At 9, he had already been exposed to pornography and sexual misconduct involving a close relative in the suburbs of Dallas. At 12, his mother and siblings moved to Louisiana. They would move from one rough neighbourhood to another in the project of Marrero across the Mississippi River from New Orleans.
According to the ESPN article, police discovered the incestuous relationship several months after it happened when [name withheld] was arrested on suspicion of prostitution. When [name withheld] came to the station to get her, he was asked about having sex with her. He didn’t deny it.
“I didn’t know it was illegal,” [name withheld] said in the ESPN article.
In the piece, [name withheld] claims the police coerced her into revealing what she and her brother had done after they threatened to put her in jail. The police asked her about her life, and how such a young girl ended up on the streets and had she ever been sexually abused at home. She denied being a prostitute. She was questioned for hours without a lawyer. Afterwards, [name withheld] was arrested and spent a month in jail.
The article reports [name withheld] understands now what he and his sister did was wrong.
“I’m more than what people see me as,” he said. “What I went through as a kid. I wanted to find love so bad. But I had no idea what love even was.”
CO - Former officer (Joshua Carrier) returns to court as 2nd trial looms on a ton of sexual crime charges
A disgraced former police officer returns to court Friday as attorneys hammer out details for his upcoming trial.
It will be the second trial for Joshua Carrier, who was found guilty in April on 21 counts of sexual exploitation and not guilty on 36 counts involving alleged sexual contact with young boys.
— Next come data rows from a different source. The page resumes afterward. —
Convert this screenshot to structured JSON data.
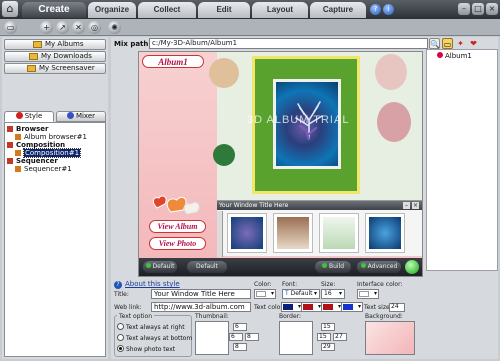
{
  "top_tabs": [
    {
      "label": "Create",
      "active": true
    },
    {
      "label": "Organize",
      "active": false
    },
    {
      "label": "Collect",
      "active": false
    },
    {
      "label": "Edit",
      "active": false
    },
    {
      "label": "Layout",
      "active": false
    },
    {
      "label": "Capture",
      "active": false
    }
  ],
  "left_panel": {
    "buttons": [
      "My Albums",
      "My Downloads",
      "My Screensaver"
    ],
    "tabs": [
      "Style",
      "Mixer"
    ],
    "tree": [
      {
        "label": "Browser",
        "level": 0
      },
      {
        "label": "Album browser#1",
        "level": 1
      },
      {
        "label": "Composition",
        "level": 0
      },
      {
        "label": "Composition#1",
        "level": 1,
        "selected": true
      },
      {
        "label": "Sequencer",
        "level": 0
      },
      {
        "label": "Sequencer#1",
        "level": 1
      }
    ]
  },
  "mix_path": {
    "label": "Mix path",
    "value": "c:/My-3D-Album/Album1"
  },
  "album_list": {
    "items": [
      "Album1"
    ]
  },
  "preview": {
    "album_tag": "Album1",
    "view_album": "View Album",
    "view_photo": "View Photo",
    "watermark": "3D ALBUM TRIAL",
    "strip_title": "Your Window Title Here",
    "player_default1": "Default",
    "player_default2": "Default",
    "player_build": "Build",
    "player_advanced": "Advanced"
  },
  "properties": {
    "about_link": "About this style",
    "title_label": "Title:",
    "title_value": "Your Window Title Here",
    "weblink_label": "Web link:",
    "weblink_value": "http://www.3d-album.com",
    "color_label": "Color:",
    "font_label": "Font:",
    "font_value": "Default",
    "size_label": "Size:",
    "size_value": "16",
    "interface_color_label": "Interface color:",
    "text_color_label": "Text color:",
    "text_size_label": "Text size:",
    "text_size_value": "24",
    "text_option_label": "Text option",
    "text_options": [
      "Text always at right",
      "Text always at bottom",
      "Show photo text"
    ],
    "thumbnail_label": "Thumbnail:",
    "border_label": "Border:",
    "background_label": "Background:",
    "thumb_nums": [
      "6",
      "6",
      "8",
      "8"
    ],
    "border_nums": [
      "15",
      "15",
      "27",
      "29"
    ],
    "colors": {
      "title_color": "#ffffff",
      "text_color_1": "#0a1f7a",
      "text_color_2": "#b11217",
      "text_color_3": "#b11217",
      "text_color_4": "#1533c9",
      "interface_color": "#ffffff",
      "accent_pink": "#b3124a"
    }
  }
}
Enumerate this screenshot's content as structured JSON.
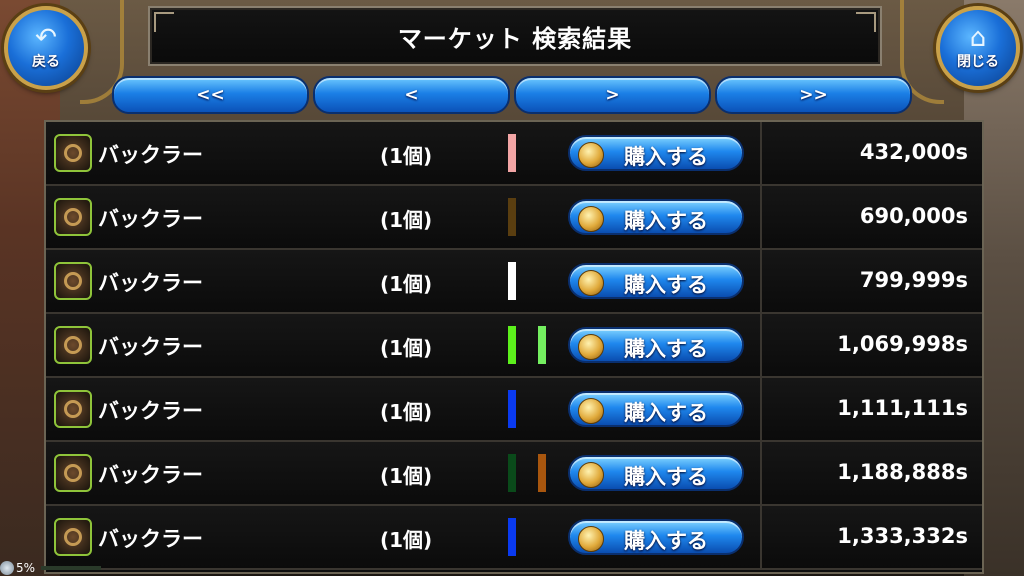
{
  "header": {
    "title": "マーケット 検索結果",
    "back_label": "戻る",
    "close_label": "閉じる"
  },
  "pager": [
    "<<",
    "<",
    ">",
    ">>"
  ],
  "listings": [
    {
      "name": "バックラー",
      "qty": "(1個)",
      "buy_label": "購入する",
      "price": "432,000s",
      "bar_colors": [
        "#f2a5a5"
      ]
    },
    {
      "name": "バックラー",
      "qty": "(1個)",
      "buy_label": "購入する",
      "price": "690,000s",
      "bar_colors": [
        "#5a3e10"
      ]
    },
    {
      "name": "バックラー",
      "qty": "(1個)",
      "buy_label": "購入する",
      "price": "799,999s",
      "bar_colors": [
        "#ffffff"
      ]
    },
    {
      "name": "バックラー",
      "qty": "(1個)",
      "buy_label": "購入する",
      "price": "1,069,998s",
      "bar_colors": [
        "#5cf01c",
        "#74ef60"
      ]
    },
    {
      "name": "バックラー",
      "qty": "(1個)",
      "buy_label": "購入する",
      "price": "1,111,111s",
      "bar_colors": [
        "#0a3af0"
      ]
    },
    {
      "name": "バックラー",
      "qty": "(1個)",
      "buy_label": "購入する",
      "price": "1,188,888s",
      "bar_colors": [
        "#0a4a1a",
        "#a8560e"
      ]
    },
    {
      "name": "バックラー",
      "qty": "(1個)",
      "buy_label": "購入する",
      "price": "1,333,332s",
      "bar_colors": [
        "#0a3af0"
      ]
    }
  ],
  "status": {
    "battery": "5%",
    "battery_level": 0.05
  }
}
The jury failed to reach a decision on 150 counts involving sexual assault, enticement of a child, and unlawful sexual contact.
Carrier is accused of touching more than 20 children inappropriately while working as a volunteer wrestling coach at Horace Mann Middle School.
Friday, Carrier will be in court for a motions hearing, which is when attorneys will ask a judge to issue a ruling or order on a legal matter. During a motions hearing, both sides can argue their position.
Last month, Carrier's legal team filed a motion to change the venue of the upcoming trial, which the judge denied. At this time, it's unknown what Friday's hearing will be about.
11 News will let you know what happens in court.